Give the number of lines in the records below that contain the word "label". State only that number.

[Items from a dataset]
+++

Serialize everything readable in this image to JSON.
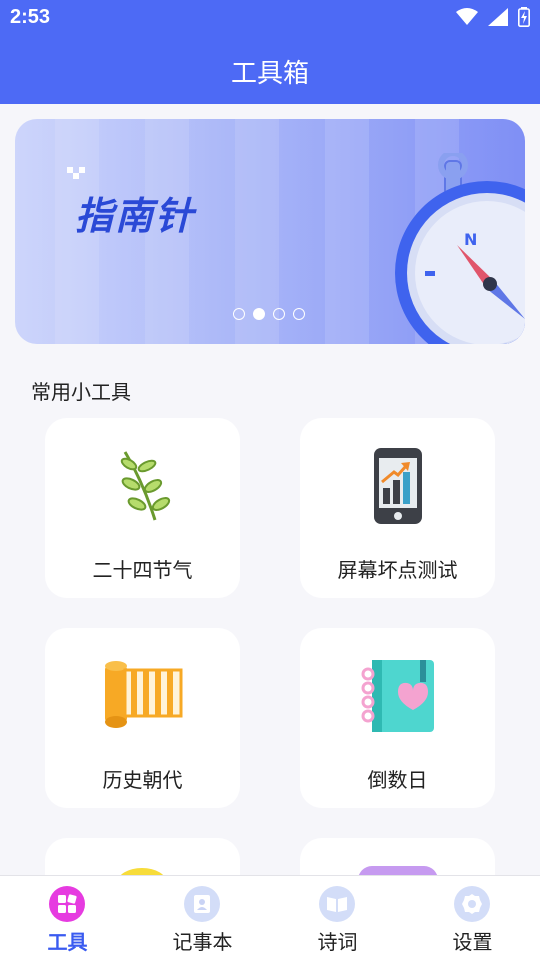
{
  "status_bar": {
    "time": "2:53"
  },
  "app_bar": {
    "title": "工具箱"
  },
  "banner": {
    "title": "指南针",
    "page_indicator": {
      "count": 4,
      "active_index": 1
    }
  },
  "section": {
    "title": "常用小工具"
  },
  "tools": [
    {
      "label": "二十四节气",
      "icon": "leaf-branch-icon"
    },
    {
      "label": "屏幕坏点测试",
      "icon": "phone-chart-icon"
    },
    {
      "label": "历史朝代",
      "icon": "scroll-icon"
    },
    {
      "label": "倒数日",
      "icon": "heart-notebook-icon"
    }
  ],
  "bottom_nav": {
    "active_index": 0,
    "items": [
      {
        "label": "工具",
        "icon": "grid-icon"
      },
      {
        "label": "记事本",
        "icon": "contact-book-icon"
      },
      {
        "label": "诗词",
        "icon": "open-book-icon"
      },
      {
        "label": "设置",
        "icon": "gear-icon"
      }
    ]
  },
  "colors": {
    "primary": "#4d6af5",
    "accent": "#e63be0",
    "background": "#f6f6fa"
  }
}
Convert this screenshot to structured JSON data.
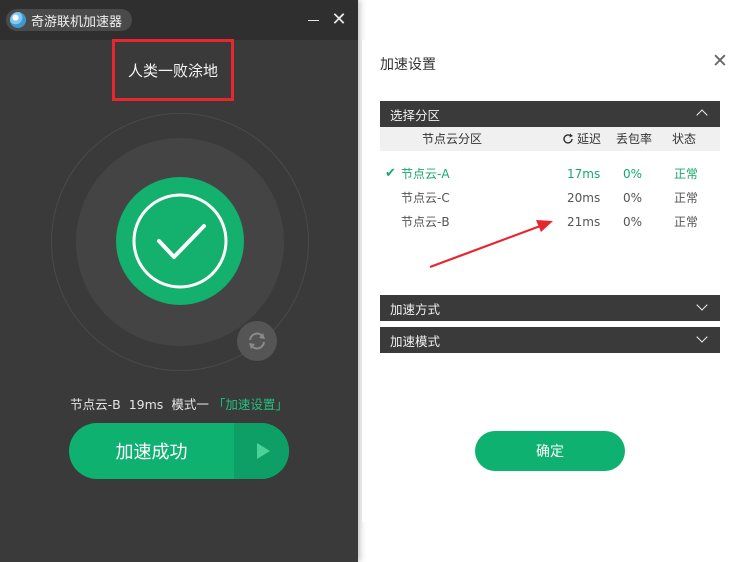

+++

§ Task answer
8